Consumers around the world are cutting back on soda consumption because of growing concerns about the impact of sugar and other health considerations. In this context, per capita soda consumption in the U.S. reached its lowest levels since 1985 last year.
However, Coca-Cola is actively investing in healthier products to adapt to changing consumer demand. In addition to being the market leader in sparkling beverages, the company is also the top player in still drinks around the world. There is one big difference between the two markets, though, in that Coca-Cola owns 50% of value share in sparkling, but a much smaller 15% of the market in stills. Growing demand for still drinks, in combination with opportunities for market share gains in the category, bode well for Coca-Cola in the years ahead.
The company has an impressive trajectory of dividend growth, having increased its dividend payments for 54 consecutive years. After raising dividends by 6% in 2016, Coca-Cola stock is paying a 3.1% yield.
What the doctor ordered
Incorporated in 1887, Johnson & Johnson today employs nearly 126,500 people in 60 countries, and the business is expected to produce $71.76 billion in revenue during 2016. With a leading presence in industries such as pharmaceuticals, medical devices and diagnostics, and consumer healthcare products, Johnson & Johnson is the largest and most diverse healthcare company in the world.
Scale advantages and brand differentiation allow Johnson & Johnson to generate substantial profitability. The company produces operating profit margins in the neighborhood of 26% of revenue on an annual basis. For reference, the average company in the industry has an operating margin around 19% of sales, according to data from Morningstar.
Management is committed to distributing nearly 50% of free cash flow to investors via dividends on a long-term basis, and Johnson & Johnson has increased its dividends for 54 consecutive years. In April, Johnson & Johnson announced its most recent dividend increase, raising payments by 6.7%.
At current prices, Johnson & Johnson stock is paying a 2.6% dividend yield, and the dividend payout ratio is comfortably low -- in the neighborhood of 48%. Johnson & Johnson therefore has considerable room to continue raising dividends over the years ahead.
Clean and shiny
The Clorox Company is a market leader in several consumer staples categories, such as cleaning, household, and lifestyle products. Over 80% of the company's sales come from brands occupying the first or second market share position in their categories. Clorox operates in a fragmented industry where it has considerable size advantages versus the competition. According to management, the company is three times as big as its closest branded competitor.
The company sells mostly everyday necessities as opposed to discretionary items, an advantage that makes revenue quite stable through the ups and downs in the economy. The industry isn't particularly exciting and dynamic, but Clorox has still produced impressive returns for investors over time. On a total return basis, meaning dividends plus price appreciation, Clorox stock has downright crushed the S&P 500 Index over the long term.

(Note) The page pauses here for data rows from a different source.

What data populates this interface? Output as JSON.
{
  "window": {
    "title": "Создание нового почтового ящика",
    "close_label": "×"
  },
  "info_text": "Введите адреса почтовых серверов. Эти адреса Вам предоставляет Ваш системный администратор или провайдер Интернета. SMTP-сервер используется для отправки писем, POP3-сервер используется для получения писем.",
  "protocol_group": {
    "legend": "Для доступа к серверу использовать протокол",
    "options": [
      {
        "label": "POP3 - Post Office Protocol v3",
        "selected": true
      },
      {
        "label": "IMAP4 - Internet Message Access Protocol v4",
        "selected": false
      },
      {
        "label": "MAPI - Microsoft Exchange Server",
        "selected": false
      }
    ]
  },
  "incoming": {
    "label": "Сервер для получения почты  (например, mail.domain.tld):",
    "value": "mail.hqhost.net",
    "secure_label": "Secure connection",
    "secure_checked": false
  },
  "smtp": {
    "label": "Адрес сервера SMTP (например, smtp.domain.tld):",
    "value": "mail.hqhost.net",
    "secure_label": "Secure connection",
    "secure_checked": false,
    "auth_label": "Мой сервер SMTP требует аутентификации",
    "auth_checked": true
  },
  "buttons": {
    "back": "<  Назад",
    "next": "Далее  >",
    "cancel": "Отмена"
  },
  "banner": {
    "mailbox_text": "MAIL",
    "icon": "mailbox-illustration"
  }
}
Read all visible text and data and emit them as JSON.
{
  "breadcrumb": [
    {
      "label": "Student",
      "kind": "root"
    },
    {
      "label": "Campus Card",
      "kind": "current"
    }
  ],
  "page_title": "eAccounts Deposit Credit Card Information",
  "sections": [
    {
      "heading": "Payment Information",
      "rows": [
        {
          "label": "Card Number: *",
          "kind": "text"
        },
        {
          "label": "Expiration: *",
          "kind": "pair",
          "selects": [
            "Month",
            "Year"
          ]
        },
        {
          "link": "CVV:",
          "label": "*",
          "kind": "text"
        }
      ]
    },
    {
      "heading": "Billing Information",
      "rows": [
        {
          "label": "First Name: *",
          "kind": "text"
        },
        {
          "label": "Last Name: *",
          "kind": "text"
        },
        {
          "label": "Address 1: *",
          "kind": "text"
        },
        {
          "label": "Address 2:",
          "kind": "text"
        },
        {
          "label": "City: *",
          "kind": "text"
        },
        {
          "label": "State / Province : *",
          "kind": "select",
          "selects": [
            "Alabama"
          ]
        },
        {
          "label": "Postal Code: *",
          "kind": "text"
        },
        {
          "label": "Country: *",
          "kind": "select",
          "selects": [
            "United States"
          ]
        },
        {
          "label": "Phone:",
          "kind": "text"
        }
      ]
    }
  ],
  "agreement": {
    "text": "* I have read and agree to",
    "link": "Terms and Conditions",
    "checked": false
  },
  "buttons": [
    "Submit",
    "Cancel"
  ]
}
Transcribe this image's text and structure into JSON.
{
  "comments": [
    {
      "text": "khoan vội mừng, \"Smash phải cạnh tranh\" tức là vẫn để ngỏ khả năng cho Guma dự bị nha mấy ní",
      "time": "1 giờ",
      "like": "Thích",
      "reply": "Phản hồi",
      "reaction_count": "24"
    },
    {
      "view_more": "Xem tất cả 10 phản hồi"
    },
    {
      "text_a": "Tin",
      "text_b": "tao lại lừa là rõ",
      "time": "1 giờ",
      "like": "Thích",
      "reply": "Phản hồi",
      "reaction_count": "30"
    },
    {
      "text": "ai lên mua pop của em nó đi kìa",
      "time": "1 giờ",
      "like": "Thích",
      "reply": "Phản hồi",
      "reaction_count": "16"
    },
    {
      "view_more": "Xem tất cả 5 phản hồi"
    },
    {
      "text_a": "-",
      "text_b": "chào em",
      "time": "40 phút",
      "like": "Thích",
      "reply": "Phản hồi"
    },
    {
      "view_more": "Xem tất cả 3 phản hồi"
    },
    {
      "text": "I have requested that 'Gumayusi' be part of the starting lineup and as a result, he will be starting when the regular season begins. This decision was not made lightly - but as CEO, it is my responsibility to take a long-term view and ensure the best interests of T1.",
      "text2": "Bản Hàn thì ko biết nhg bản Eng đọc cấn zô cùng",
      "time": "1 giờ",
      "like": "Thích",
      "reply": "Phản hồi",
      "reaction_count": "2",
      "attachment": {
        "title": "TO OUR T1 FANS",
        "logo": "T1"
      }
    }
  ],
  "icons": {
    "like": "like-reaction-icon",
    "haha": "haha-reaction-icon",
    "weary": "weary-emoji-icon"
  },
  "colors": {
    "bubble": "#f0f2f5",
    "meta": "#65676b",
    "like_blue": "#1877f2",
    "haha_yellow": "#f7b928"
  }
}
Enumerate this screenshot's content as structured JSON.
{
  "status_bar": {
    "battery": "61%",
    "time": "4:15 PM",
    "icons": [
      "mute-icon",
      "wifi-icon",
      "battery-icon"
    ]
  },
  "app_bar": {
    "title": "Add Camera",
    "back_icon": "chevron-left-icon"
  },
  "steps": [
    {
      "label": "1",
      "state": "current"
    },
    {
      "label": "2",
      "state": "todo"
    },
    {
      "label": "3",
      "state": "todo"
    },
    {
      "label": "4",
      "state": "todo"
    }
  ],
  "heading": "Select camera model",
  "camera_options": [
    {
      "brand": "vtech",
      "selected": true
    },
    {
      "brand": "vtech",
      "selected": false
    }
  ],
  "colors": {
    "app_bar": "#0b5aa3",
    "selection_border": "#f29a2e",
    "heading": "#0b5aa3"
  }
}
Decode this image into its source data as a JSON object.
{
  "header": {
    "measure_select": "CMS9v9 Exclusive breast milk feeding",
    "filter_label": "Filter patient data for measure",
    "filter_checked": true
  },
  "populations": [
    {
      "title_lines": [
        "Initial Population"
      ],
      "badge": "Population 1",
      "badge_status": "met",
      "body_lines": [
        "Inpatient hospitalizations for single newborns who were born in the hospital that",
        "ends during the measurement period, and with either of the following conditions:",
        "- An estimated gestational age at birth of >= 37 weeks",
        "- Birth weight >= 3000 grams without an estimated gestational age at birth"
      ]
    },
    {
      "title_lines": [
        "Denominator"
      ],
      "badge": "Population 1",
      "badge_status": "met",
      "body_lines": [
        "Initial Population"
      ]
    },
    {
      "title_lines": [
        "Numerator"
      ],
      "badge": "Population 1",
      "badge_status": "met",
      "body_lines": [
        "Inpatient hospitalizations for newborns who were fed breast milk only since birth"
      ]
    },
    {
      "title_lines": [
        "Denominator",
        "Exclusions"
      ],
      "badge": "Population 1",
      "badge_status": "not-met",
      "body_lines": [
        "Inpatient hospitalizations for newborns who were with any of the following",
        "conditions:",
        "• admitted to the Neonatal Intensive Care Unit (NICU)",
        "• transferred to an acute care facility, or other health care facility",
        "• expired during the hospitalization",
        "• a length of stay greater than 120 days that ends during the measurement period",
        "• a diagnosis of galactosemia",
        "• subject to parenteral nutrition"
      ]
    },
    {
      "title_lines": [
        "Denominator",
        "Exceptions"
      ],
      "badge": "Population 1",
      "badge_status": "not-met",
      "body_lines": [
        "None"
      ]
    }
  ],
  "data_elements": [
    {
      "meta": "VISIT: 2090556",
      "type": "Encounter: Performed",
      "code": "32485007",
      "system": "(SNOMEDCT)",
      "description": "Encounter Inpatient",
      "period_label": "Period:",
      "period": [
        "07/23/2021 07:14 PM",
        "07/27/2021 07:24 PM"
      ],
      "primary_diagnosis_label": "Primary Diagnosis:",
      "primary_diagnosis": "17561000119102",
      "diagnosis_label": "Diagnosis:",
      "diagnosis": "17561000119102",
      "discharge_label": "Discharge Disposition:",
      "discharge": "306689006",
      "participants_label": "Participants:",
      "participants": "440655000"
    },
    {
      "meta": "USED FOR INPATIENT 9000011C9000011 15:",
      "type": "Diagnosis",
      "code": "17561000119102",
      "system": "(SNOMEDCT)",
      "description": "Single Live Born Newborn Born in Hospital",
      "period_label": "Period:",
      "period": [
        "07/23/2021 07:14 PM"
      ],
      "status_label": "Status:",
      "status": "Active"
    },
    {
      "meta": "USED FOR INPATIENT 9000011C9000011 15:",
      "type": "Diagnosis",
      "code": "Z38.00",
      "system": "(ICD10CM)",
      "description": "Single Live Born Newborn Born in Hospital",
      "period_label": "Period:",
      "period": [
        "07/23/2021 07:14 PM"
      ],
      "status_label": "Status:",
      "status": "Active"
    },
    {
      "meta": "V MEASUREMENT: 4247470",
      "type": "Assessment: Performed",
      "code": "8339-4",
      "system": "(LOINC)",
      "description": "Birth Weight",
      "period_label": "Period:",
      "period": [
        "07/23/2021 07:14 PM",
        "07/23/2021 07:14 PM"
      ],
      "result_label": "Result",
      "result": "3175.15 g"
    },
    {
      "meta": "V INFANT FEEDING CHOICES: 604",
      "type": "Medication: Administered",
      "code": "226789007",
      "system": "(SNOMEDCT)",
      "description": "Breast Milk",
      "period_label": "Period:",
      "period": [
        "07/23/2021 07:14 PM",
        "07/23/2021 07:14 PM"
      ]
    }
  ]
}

The company's 2020 strategy aims to deliver revenue growth of 3% to 5% annually, while expanding the EBIT margin (that's earnings before interest and taxes) by 25 to 50 basis points per year and retaining between 10% and 12% of sales as free cash flow. Innovation is a big part of that strategy. The company plans to generate 3 points of incremental growth via innovation annually.
The Clorox Company has increased dividends every year since 1977, including a 4% dividend increase announced in May. At current prices, the stock is yielding 2.3% in dividends.
Low-risk investing doesn't necessarily mean that you should avoid stocks altogether. Companies such as Coca-Cola, Johnson & Johnson, and The Clorox company are remarkably sound and dependable businesses, and they have rewarded investors with growing dividends in all kinds of economic scenarios over the long term. This speaks volumes about these companies and their ability to produce solid returns with modest risk for shareholders.
Andrés Cardenal has no position in any stocks mentioned. The Motley Fool owns shares of and recommends Johnson and Johnson. The Motley Fool recommends Coca-Cola. Try any of our Foolish newsletter services free for 30 days. We Fools may not all hold the same opinions, but we all believe that considering a diverse range of insights makes us better investors. The Motley Fool has a disclosure policy.